For 20 years, Lamar has been actively involved with Direct Action Research Training (DART), Industrial Areas Foundation (IAF), and the Washington Interfaith Network (WIN) to organize for justice in local communities. Most recently, he has collaborated with Repairers of the Breach, Poor People’s Campaign – A National Call for Moral Revival, Center for Community Change (CCC), and People Improving Communities through Organization (PICO) to enact social and economic justice and to exhibit a real embrace of the beloved community.
Lamar earned the bachelor of science degree in public management with a minor in philosophy and religion and a certificate in human resource management (magna cum laude) from Florida Agricultural and Mechanical University in 1996. In 1999, he earned the master of divinity degree from Duke University Divinity School. Lamar is currently a doctoral student in the inaugural cohort of Christian Theological Seminary’s Ph.D. program in African American Preaching and Sacred Rhetoric. An avid reader and writer, Lamar has published articles in outlets such as Christian Century, The Christian Recorder, Divinity Magazine, “FaithandLeadership.com,” The Anvil, “TheUndefeated.com,” and the “Huffington Post.”

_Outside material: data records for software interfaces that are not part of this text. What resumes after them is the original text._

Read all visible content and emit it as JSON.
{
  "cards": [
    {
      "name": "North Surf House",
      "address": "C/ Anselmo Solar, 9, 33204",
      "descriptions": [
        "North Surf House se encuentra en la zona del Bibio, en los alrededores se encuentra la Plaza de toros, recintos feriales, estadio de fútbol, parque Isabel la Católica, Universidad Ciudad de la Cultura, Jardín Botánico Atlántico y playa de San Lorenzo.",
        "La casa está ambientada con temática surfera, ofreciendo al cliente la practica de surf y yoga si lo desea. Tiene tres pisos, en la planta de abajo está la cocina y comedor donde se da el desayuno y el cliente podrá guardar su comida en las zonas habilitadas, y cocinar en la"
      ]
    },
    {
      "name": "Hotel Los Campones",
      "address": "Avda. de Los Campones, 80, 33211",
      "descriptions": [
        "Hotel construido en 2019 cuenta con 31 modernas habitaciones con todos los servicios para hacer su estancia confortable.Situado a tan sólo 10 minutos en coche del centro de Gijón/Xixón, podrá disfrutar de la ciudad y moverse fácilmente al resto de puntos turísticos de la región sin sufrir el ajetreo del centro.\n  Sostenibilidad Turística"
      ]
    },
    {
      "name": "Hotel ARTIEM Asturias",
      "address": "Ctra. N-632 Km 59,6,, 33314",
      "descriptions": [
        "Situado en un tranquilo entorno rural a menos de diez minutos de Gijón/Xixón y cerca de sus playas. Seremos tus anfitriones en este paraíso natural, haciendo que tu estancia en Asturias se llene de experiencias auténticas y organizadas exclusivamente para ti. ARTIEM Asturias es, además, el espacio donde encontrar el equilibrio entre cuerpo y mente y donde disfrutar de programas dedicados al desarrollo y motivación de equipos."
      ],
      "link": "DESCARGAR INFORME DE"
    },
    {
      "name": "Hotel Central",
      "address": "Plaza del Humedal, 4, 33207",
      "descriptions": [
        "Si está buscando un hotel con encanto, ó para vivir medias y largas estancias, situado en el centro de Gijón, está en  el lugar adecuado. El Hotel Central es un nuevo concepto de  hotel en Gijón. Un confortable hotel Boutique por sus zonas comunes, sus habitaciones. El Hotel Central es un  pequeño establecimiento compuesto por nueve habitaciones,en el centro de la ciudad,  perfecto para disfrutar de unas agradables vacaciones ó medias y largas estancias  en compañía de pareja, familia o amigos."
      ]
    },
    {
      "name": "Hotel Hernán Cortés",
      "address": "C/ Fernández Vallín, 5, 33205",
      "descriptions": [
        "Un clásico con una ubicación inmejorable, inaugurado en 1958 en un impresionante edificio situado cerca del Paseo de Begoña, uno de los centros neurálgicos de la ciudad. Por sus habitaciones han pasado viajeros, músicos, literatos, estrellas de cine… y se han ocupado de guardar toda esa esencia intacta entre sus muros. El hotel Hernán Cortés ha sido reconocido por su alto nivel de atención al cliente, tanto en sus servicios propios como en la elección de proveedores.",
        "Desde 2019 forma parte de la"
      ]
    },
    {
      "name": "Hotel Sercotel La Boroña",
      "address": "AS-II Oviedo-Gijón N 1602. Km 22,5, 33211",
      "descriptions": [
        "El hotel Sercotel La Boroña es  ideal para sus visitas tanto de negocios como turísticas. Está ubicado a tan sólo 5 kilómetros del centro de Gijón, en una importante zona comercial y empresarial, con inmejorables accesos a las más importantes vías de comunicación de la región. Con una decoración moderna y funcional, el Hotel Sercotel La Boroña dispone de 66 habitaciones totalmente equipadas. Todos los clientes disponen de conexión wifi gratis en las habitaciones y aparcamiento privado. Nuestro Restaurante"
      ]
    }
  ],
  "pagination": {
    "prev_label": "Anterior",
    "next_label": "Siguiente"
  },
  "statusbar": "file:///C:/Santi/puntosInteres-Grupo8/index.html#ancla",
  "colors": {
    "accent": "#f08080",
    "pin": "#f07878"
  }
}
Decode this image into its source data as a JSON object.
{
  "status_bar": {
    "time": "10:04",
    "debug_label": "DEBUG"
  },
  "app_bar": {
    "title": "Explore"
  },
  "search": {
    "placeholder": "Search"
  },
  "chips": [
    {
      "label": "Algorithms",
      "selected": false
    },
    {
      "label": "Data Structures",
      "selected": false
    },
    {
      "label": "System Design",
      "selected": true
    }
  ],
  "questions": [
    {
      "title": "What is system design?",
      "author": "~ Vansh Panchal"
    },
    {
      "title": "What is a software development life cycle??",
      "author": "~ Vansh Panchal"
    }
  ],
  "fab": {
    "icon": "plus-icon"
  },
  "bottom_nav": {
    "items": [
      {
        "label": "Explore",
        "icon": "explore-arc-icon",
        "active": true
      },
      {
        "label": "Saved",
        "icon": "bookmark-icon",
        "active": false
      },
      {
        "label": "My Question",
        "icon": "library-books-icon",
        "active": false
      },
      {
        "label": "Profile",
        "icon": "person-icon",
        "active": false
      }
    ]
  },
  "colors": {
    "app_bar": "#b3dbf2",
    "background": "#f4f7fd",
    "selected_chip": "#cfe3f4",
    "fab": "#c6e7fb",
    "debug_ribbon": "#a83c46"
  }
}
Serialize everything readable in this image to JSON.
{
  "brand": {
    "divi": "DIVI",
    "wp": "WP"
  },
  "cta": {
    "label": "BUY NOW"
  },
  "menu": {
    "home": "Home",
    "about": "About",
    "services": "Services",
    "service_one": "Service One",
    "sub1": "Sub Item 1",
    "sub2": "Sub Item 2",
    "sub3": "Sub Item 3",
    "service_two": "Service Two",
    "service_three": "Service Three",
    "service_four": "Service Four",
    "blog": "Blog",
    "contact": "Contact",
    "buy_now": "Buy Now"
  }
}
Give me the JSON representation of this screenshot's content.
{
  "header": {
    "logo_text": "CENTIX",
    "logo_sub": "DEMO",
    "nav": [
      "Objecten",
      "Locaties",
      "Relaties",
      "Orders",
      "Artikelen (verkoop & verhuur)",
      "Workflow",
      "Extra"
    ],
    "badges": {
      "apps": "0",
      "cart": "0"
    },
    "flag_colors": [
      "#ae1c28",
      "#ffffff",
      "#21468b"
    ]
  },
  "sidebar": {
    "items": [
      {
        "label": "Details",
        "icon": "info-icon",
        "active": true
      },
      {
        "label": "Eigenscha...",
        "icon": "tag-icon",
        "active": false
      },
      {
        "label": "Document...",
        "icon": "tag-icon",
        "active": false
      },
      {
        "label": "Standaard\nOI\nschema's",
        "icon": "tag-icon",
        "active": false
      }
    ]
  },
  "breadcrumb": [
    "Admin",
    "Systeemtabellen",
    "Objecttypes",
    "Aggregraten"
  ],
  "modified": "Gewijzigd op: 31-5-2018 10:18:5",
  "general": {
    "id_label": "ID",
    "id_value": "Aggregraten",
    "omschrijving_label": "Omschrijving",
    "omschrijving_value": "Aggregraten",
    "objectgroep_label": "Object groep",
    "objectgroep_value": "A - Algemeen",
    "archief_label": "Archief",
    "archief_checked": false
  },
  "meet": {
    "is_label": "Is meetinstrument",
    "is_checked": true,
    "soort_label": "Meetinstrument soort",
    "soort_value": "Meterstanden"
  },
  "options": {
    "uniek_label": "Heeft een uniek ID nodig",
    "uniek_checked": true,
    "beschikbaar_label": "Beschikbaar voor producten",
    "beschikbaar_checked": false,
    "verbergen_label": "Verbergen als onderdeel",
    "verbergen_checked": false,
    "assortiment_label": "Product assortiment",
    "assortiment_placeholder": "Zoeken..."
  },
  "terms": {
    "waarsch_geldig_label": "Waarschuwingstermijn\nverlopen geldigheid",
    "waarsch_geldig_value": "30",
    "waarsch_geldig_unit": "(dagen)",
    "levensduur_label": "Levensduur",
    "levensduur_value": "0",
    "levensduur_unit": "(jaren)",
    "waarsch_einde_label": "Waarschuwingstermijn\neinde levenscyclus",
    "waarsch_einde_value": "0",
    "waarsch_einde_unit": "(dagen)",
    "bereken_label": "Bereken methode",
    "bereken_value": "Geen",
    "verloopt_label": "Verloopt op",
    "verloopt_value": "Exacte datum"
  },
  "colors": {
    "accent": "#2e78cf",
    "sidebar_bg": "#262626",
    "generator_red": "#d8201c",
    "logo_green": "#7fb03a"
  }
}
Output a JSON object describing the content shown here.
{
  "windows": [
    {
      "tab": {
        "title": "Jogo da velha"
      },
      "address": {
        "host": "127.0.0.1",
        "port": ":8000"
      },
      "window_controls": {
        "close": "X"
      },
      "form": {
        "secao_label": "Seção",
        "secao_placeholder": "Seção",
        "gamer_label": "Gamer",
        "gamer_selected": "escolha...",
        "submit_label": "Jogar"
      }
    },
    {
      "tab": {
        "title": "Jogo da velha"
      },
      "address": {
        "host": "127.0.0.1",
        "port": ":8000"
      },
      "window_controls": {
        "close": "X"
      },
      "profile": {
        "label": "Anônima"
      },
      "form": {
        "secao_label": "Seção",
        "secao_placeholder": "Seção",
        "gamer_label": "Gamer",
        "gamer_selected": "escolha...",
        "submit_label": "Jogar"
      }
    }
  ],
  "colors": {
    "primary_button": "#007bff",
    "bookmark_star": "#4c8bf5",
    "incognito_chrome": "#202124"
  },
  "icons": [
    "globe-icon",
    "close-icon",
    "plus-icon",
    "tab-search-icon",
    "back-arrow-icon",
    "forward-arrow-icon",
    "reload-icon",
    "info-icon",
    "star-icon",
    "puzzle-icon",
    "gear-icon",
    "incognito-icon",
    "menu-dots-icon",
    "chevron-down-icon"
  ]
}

Lamar’s Washington Post op-ed from December 15, 2020, sparked great interest after the Proud Boys desecrated Metropolitan by vandalizing church property. Metropolitan is suing the Proud Boys for their criminality. His efforts to embody justice in community have been featured in The Washington Post, The New York Times, The Los Angeles Times, US News and World Report, and the Afro-American and on WNYC’s “The Takeaway,” NPR’s “1A,” NPR’s “All Things Considered,” MSNBC’s “The ReidOut,” the “Huffington Post Live,” and PBS’s “News Hour.” Lamar has preached, lectured, and facilitated peer learning groups for denominations, judicatories, universities, seminaries, colleges, and local churches. He is the cohost of the Can These Bones podcast.
Lamar is honored to serve Metropolitan African Methodist Episcopal Church, where he seeks daily to extend Metropolitan’s nearly two centuries-long legacy of bearing witness to and ushering into this world the reign of the living God. Under his leadership, Metropolitan remains committed to worship, liberation, and service.